On June 28, 2013, the CDC was notified of two laboratory-confirmed cases of Cyclospora infection in Iowa residents who had become ill in June. As of August 23, the CDC had been notified of 610 ill persons with Cyclospora infection from 22 states. Public health officials in Iowa and Nebraska performed investigations within their states and concluded that restaurant-associated cases of Cyclospora infection in their states were linked to a salad mix produced by Taylor Farms de Mexico.
Public health investigators have interviewed ill people in Texas about their exposures during the two weeks before they became ill. The preliminary analysis of results from this ongoing cluster investigation in Texas does not show a connection to salad mix, leafy greens, and salad mix components produced at Taylor Farms de Mexico.
From August 11–19, 2013, the U.S. Food and Drug Administration (FDA) with the cooperation of Taylor Farms de Mexico and Mexican government authorities conducted a thorough environmental assessment at the firm’s processing facility. The team also assessed five farms identified through traceback information from the outbreak investigation. The team found that conditions and practices at these facilities at the time of the assessment were in accordance with known food safety protocols. On August 25, Taylor Farms de Mexico resumed production and shipment of salad mix, leafy greens, and salad mix components to the United States. The firm had voluntarily ceased production and shipment of these products on August 9, 2013.
The findings in Texas differ from those from earlier investigations in Iowa and Nebraska. In those states investigators linked cyclosporiasis cases acquired after eating in one of multiple restaurants to eating a bagged salad mix from Taylor Farms de Mexico. It is not unusual to recognize outbreaks that happen in the same season but are due to different foods. As in 2013 and in years past, most cases and outbreaks of cyclosporiasis in the United States are detected in spring and summer months. Not all cases during the same time of year are necessarily caused by the same exposure.

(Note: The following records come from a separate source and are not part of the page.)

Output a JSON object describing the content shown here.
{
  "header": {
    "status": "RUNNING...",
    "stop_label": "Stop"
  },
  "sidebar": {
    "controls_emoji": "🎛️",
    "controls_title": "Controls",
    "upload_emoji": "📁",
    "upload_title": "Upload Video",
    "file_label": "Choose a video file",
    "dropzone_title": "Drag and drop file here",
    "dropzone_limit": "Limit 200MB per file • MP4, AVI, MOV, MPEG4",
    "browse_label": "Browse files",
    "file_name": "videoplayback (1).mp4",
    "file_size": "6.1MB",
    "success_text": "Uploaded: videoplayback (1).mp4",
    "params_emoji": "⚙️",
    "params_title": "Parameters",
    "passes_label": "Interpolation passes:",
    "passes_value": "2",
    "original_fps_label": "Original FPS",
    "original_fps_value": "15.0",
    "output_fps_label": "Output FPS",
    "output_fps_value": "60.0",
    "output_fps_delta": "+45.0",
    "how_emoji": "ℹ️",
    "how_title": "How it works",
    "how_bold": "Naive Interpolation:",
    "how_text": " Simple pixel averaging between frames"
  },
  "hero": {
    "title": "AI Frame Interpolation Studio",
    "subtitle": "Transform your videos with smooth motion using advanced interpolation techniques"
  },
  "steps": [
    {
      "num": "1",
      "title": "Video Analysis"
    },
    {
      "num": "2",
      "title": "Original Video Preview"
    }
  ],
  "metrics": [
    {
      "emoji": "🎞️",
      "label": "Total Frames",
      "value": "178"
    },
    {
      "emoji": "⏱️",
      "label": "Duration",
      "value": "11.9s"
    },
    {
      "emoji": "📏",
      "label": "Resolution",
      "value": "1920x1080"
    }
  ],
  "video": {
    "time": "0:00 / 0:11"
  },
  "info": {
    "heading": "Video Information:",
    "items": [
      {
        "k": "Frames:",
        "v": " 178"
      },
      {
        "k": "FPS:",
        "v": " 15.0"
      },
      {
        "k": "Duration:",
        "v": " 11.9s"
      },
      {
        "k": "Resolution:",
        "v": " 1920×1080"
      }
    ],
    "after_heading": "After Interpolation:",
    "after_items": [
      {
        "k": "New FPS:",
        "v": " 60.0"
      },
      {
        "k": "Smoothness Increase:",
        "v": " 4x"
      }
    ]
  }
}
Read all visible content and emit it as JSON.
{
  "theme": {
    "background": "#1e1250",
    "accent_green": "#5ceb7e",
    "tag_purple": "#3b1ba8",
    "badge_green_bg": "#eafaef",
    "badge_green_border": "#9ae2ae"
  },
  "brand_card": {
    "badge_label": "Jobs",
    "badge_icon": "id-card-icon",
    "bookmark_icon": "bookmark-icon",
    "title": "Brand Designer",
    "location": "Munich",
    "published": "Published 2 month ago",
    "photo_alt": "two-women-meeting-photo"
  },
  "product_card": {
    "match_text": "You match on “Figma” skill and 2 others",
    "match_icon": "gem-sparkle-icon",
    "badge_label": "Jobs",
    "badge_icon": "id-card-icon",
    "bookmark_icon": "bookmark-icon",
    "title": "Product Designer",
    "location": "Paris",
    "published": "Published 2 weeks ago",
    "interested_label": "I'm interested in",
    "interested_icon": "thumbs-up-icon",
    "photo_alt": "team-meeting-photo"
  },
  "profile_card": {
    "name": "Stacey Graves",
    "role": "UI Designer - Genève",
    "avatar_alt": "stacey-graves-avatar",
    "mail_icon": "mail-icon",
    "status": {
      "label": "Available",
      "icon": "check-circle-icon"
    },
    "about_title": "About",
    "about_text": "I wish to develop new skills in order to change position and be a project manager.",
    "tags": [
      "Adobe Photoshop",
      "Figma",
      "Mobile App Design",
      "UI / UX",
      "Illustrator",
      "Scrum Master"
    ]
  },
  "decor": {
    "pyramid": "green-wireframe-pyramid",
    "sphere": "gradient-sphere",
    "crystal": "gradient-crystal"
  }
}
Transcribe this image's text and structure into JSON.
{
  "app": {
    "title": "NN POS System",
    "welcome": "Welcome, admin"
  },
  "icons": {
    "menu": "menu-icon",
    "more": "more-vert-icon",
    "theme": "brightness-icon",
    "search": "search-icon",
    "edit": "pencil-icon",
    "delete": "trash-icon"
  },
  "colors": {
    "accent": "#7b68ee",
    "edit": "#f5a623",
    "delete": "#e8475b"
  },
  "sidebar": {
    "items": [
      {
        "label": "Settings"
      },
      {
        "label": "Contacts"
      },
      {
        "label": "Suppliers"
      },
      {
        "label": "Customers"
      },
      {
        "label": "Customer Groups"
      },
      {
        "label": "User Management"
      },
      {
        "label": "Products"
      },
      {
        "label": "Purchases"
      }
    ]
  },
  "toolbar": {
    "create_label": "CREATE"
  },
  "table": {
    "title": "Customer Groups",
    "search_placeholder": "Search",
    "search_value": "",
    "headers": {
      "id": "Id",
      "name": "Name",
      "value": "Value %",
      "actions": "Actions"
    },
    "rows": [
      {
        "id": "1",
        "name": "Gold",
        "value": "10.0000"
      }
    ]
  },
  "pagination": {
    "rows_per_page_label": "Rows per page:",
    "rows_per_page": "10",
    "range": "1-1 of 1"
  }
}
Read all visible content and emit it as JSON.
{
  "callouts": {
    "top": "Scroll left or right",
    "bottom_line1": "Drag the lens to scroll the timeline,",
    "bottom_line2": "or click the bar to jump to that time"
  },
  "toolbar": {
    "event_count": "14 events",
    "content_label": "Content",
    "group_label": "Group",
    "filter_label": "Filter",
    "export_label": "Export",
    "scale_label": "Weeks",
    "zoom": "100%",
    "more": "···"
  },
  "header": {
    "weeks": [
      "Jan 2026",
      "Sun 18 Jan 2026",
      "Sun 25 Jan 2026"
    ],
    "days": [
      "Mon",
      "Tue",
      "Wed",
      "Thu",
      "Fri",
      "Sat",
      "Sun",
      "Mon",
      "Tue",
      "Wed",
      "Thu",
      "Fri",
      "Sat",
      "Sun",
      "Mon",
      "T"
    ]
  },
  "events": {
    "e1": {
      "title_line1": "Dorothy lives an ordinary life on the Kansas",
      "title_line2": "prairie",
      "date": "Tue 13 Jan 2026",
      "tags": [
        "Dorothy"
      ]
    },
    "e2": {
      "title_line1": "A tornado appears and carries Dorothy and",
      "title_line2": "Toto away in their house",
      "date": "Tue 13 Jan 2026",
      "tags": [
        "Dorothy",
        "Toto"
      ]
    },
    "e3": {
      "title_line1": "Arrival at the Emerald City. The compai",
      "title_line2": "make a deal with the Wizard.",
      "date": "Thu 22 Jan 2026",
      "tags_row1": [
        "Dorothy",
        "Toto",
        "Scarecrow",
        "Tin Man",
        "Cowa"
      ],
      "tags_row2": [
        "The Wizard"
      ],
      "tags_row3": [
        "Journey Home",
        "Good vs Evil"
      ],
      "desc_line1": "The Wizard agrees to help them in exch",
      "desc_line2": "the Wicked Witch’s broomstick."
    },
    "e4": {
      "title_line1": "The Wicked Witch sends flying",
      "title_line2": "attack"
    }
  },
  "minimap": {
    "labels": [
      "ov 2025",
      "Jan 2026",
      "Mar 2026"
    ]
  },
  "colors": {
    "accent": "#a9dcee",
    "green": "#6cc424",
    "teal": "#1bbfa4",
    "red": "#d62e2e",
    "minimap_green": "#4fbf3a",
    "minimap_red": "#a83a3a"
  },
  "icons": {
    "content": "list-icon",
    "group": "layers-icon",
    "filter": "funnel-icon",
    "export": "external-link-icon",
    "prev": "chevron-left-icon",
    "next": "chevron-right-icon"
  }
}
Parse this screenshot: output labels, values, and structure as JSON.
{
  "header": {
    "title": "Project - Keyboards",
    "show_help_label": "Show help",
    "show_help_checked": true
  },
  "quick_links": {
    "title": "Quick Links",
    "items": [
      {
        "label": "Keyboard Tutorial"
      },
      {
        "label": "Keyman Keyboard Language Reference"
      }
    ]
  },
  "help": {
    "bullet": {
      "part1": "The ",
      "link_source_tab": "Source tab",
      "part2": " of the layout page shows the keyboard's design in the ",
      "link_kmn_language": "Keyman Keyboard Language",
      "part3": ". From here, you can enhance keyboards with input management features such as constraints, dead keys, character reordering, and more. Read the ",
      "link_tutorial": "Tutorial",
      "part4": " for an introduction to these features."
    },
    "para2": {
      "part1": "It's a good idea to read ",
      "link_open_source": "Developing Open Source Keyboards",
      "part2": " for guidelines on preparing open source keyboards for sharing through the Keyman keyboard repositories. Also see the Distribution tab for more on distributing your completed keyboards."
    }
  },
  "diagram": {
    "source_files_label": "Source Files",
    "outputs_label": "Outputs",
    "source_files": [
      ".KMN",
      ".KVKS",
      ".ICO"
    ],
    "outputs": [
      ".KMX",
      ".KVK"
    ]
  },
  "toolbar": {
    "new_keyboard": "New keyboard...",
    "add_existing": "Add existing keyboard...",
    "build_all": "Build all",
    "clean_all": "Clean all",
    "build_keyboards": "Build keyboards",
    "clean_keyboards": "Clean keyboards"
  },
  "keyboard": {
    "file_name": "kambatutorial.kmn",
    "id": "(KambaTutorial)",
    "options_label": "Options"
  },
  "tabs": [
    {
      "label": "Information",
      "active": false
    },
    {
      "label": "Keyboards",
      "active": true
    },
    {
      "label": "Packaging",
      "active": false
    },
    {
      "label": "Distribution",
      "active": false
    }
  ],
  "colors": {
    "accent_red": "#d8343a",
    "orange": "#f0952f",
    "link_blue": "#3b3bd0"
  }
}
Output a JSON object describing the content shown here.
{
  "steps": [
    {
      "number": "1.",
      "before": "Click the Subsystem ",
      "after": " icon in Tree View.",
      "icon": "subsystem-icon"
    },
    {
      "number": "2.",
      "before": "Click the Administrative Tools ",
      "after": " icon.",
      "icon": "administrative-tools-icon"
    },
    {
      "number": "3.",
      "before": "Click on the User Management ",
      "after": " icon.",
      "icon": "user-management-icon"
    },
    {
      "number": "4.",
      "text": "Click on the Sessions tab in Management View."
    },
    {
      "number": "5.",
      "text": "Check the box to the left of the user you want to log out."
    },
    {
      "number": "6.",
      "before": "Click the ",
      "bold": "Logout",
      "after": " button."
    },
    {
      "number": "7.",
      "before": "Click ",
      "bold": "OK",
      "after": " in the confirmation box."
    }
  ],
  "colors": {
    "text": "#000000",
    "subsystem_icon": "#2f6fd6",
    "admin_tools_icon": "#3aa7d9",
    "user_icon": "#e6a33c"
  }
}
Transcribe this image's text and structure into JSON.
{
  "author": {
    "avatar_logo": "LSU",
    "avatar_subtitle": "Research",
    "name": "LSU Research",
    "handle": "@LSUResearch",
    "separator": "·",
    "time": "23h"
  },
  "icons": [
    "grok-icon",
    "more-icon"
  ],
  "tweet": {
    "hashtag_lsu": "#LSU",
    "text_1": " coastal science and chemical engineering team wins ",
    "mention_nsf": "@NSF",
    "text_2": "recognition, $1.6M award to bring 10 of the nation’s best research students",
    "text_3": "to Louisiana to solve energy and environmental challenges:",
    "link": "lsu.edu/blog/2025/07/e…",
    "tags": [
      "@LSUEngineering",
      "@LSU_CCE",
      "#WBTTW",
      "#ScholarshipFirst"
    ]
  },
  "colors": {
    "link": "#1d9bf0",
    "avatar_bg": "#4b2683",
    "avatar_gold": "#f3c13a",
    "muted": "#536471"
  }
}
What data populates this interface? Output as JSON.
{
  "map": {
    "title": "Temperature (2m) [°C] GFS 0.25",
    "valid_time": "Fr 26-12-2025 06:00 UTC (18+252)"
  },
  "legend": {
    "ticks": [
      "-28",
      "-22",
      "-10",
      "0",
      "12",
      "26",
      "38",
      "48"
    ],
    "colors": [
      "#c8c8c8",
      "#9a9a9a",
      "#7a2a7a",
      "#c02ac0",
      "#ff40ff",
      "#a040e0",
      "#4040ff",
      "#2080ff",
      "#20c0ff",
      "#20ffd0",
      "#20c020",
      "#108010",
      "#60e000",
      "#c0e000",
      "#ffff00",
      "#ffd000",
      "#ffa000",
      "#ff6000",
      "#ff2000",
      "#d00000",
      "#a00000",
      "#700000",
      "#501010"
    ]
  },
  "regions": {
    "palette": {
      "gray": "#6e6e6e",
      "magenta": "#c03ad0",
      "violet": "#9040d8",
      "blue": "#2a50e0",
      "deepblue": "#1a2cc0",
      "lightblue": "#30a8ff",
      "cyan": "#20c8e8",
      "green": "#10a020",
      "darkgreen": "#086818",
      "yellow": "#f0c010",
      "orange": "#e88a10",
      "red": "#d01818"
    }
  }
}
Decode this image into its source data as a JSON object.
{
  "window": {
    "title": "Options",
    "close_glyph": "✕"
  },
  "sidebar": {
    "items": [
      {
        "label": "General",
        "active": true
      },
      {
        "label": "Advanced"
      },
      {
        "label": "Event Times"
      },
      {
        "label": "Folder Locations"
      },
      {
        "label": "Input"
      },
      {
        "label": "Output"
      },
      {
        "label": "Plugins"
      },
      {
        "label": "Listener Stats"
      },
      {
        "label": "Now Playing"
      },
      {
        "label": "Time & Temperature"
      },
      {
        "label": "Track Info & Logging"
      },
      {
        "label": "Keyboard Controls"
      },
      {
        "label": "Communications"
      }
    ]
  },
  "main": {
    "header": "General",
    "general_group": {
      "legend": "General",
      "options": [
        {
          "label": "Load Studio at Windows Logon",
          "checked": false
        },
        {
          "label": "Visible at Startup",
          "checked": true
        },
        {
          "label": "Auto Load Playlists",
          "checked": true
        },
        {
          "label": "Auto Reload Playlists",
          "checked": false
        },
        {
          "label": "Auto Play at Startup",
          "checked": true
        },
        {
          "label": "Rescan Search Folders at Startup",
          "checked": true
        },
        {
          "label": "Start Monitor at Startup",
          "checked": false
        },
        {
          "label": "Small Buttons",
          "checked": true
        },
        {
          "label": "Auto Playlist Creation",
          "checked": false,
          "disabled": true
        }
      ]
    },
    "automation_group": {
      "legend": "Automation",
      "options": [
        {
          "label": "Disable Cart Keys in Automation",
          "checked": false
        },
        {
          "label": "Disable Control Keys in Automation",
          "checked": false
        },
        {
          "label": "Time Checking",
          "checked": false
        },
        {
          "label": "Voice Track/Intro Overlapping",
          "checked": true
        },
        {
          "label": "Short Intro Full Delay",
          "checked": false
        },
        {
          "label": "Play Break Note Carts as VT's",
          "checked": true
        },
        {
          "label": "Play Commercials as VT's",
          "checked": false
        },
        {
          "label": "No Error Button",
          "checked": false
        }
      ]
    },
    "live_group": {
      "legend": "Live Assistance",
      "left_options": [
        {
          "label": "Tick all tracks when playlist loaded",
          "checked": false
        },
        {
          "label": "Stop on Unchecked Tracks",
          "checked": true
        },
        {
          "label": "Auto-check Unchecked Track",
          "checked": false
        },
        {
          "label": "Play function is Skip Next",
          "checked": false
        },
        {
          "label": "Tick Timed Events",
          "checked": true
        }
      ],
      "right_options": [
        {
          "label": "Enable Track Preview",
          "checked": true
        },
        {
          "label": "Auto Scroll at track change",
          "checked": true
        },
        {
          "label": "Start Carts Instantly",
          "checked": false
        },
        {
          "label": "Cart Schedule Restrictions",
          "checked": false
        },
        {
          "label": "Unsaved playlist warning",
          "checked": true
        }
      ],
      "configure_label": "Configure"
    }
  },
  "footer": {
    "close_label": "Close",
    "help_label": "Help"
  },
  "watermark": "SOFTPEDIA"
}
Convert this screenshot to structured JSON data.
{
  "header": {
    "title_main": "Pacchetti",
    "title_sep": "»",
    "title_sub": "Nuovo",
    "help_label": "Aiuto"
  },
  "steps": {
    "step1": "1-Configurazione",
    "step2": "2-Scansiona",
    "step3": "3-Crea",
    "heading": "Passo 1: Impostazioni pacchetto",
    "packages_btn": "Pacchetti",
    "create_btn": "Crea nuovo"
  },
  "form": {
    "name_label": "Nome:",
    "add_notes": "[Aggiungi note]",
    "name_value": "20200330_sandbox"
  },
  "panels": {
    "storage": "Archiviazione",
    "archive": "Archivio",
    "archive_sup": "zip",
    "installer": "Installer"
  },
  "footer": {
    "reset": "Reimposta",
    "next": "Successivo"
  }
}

Although the investigation of cases in 2013 is ongoing, available evidence suggests that not all of the cases of cyclosporiasis in the various states are directly related to each other. The CDC continues to work with state and local partners and the FDA to investigate clusters of illness, food exposures, and sources of food items.